An easy non-violent example: One of my pet peeves is standing ovations. Not the real heartfelt ones; those are fantastic. But the ones where only a few people stand up, and then the rest of the audience feels obligated to follow along, lest they feel like they just didn't get it. I've been in those audiences, and even I begrudgingly stood up. Did I want to? No. But I did anyways, because everyone else was doing it.
Another example would be a haunted house. You're with a group of friends in a haunted house. One gets scared by something (real or imagined), then another, and another. Soon, all the people in the house are scared by mundane noises, which everyone blames on the paranormal, even though it's just the wind outside, or the floorboards creaking because you're walking on them. If you weren't told that the house was haunted, would you be as scared? Probably not.
And then there are soccer riots.
Related: Meet the team
Related: G20 Flashdance
About the Blog
CBC News Your Voice has assembled a team of citizen bloggers and CBC staff to bring you a street level view of Toronto during the global conference. From residents who live inside the security perimeter to business owners and students eager to share their perspectives, the G20: Street Level team will provide you with a 360-degree view of the summit's impact.
All News blogs
G20: Street Level
- G20 Street Level: A look back

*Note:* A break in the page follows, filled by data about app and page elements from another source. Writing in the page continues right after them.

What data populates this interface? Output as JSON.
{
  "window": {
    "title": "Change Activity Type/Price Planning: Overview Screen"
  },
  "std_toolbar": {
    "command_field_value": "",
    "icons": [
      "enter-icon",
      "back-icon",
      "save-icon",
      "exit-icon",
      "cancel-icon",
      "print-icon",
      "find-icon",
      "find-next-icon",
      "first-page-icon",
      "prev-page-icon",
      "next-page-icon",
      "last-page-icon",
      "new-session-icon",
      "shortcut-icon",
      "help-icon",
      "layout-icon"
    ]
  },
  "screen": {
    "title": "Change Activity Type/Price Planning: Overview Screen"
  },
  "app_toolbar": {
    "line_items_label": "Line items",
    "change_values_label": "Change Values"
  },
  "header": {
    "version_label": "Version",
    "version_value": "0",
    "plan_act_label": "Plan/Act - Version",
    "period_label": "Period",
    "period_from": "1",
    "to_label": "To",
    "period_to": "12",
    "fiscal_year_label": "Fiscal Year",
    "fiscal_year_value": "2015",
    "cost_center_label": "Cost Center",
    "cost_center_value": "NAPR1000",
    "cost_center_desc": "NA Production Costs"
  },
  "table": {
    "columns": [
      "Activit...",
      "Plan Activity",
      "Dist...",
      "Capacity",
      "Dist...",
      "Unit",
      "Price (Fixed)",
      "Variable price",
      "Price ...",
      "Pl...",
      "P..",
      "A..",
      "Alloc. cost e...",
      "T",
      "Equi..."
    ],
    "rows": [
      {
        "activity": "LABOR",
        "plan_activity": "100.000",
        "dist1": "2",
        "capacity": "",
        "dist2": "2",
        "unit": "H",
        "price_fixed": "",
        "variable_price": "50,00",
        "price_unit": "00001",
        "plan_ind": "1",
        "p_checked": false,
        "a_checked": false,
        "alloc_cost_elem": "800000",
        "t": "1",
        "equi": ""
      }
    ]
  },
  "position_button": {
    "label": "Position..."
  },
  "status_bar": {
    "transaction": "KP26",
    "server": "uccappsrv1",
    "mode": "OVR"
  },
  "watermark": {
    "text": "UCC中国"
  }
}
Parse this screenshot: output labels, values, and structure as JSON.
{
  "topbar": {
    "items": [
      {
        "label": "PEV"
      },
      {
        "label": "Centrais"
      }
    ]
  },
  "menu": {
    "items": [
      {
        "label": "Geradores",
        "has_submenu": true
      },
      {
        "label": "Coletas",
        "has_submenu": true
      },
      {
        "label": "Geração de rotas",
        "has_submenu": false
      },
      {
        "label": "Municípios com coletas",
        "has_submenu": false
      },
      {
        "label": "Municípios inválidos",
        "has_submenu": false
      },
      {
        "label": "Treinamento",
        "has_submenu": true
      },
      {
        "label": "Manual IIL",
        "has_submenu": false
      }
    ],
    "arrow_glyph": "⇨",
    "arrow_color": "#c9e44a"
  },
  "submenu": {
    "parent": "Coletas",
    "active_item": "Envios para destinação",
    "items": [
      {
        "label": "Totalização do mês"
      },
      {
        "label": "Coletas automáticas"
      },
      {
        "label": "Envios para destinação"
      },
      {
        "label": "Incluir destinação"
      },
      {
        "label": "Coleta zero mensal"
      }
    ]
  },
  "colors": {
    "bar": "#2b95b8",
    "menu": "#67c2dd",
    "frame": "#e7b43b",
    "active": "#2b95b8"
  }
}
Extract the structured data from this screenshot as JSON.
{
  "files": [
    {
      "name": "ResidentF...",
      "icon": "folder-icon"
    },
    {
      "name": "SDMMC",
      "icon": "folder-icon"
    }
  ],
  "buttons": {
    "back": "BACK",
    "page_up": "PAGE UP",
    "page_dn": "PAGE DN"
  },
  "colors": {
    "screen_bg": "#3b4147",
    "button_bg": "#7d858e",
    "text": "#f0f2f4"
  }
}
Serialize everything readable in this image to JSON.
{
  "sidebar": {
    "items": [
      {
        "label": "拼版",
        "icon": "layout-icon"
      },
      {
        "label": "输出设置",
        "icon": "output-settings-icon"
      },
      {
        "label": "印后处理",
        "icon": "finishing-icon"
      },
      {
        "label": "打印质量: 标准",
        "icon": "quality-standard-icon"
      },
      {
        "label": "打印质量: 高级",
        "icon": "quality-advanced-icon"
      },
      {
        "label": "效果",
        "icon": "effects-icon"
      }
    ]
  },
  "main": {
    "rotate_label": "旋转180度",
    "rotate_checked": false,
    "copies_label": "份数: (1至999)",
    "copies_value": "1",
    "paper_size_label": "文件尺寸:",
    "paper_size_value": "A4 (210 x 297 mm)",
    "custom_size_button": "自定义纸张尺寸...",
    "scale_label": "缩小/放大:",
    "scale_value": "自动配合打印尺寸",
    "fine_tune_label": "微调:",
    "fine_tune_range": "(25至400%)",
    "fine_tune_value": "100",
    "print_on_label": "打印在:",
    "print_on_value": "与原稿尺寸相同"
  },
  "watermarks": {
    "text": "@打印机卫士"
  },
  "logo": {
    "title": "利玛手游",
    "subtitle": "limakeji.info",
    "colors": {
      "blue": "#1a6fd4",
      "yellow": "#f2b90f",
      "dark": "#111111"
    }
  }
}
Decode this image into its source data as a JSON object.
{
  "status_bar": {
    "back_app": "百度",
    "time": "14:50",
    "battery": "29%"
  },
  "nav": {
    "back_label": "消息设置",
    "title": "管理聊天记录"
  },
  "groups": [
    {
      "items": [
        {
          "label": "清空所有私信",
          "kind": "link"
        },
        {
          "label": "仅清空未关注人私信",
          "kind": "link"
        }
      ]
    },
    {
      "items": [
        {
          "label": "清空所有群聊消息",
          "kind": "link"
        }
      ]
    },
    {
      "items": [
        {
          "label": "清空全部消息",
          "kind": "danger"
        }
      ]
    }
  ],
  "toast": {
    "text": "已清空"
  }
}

- Police encircle and detain a crowd of protesters during the G20 summit in Toronto, on Sunday June 27, 2010. (Chris Young/Canadian Press) By Kim Fox, CBC NewsAs police erected barriers, world leaders descended on Toronto, and protesters prepared to capture... Continue reading this post
- G20: Highlights from our reporters
- Reporters sit next to the fake lake at the G20 media centre in Toronto. (Paul Chiasson/Canadian Press)Leading up to and during the G20 summit in Toronto, CBC News' Street Level blog brought readers extensive reports from around the city. Our... Continue reading this post
- G20: Highlights from our citizen bloggers
- A man stands in front of the security fence outside Union Station in Toronto on Monday, June 28 as city life returns to normal following the weekend's G20 demonstrations. (Chris Young/Canadian Press) Leading up to and during the G20 summit... Continue reading this post